Conclusion

We have plotted the function *f *(l , l) against l for the symmetric solution in Fig. 1 for *h*=0.1. It shows that for l £ l* _{B} *= 3.1685. the function

*f*(l,l ) is non-negative and therefore according to the condition (20) the symmetric solution is stable. However, for l > l

*the function*

_{B}*f*(l,l) becomes negative and hence the square sheet is not longer stable under symmetric loading.

For asymmetric solution l_{1} ¹ l_{2} under symmetric loading, from the condition (17) one can solve for l_{2} in terms of l_{1 }so that l_{2} = *g*(l_{1}*) _{ }*and hence

*f*(l

_{1},

*g*(l

_{1})) becomes a function of l

_{1 }only. Doing this numerically, we can easily verify the condition (20) by plotting the function

*f*(l

_{1}, l

_{2}) against l

_{1}as shown in Fig (2), from which we conclude that

*f*(l

_{1}l

_{ 2}) is non-negative and hence the asymmetric solution is always stable.

Acknowledgement

The author (ISL) acknowledges the financial support from the research fellowship of National council of Scientific and Technological Development -- CNPq of Brazil.

References

Chen, Y. C., 1987, "Stability of homogeneous deformations of an incompressible elastic body under dead-load surface tractions", J. Elasticity, 17, 223-248. [ Links ]

Ericksen, J. L., 1991, Introduction to Thermodynamics of Solids, Chapman & Hall, London. [ Links ]

Müller, I., 1996, "Two instructive instabilities in non-linear elasticity: Biaxially loaded membrane and rubber balloons", Mecanica, 31, 386-395. [ Links ]

Kearsley, E.A., 1986, "Asymmetric stretching of a symmetrically loaded elastic sheet", Int. J. Solids Structures, 22, 111-119. [ Links ]

Treloar, L.R.G., 1948, "Stresses and birefringence in rubber subjected to general homogeneous strain". Proc. Phys. Soc., 60, 135-144. [ Links ]

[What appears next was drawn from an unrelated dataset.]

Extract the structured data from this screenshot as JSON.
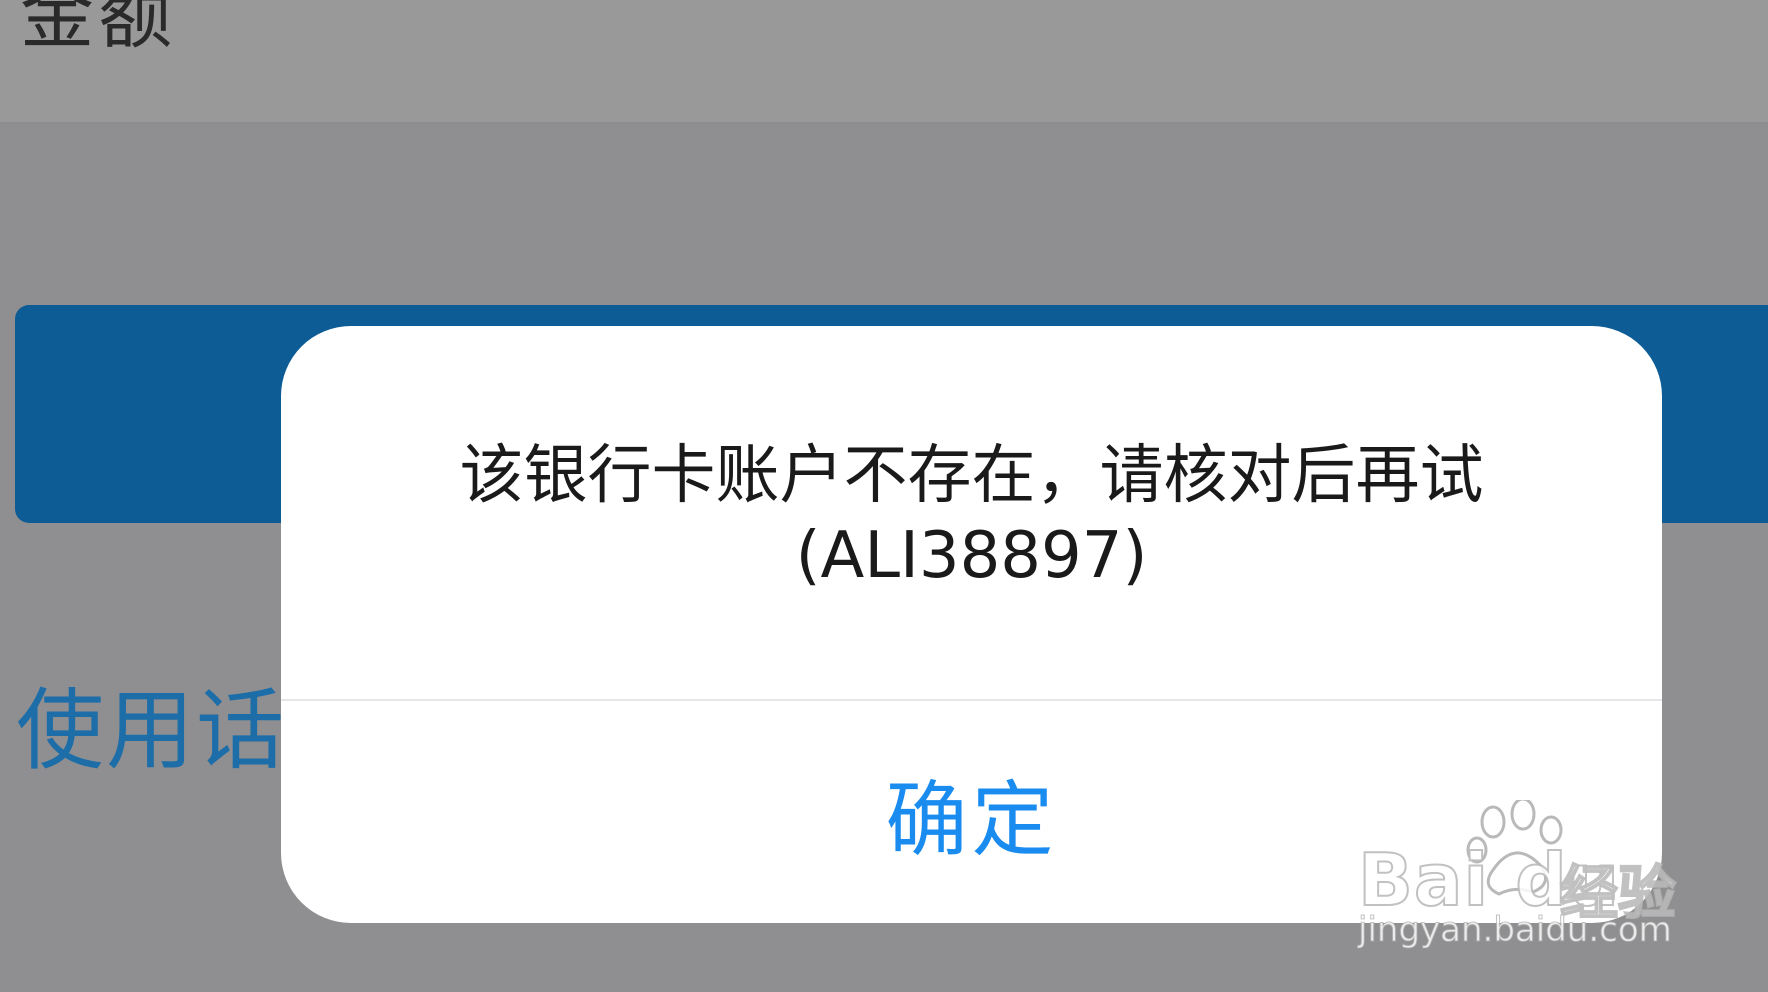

Manuscript received: May 1999. Technical Editor: Angela Ourívio Nieckele.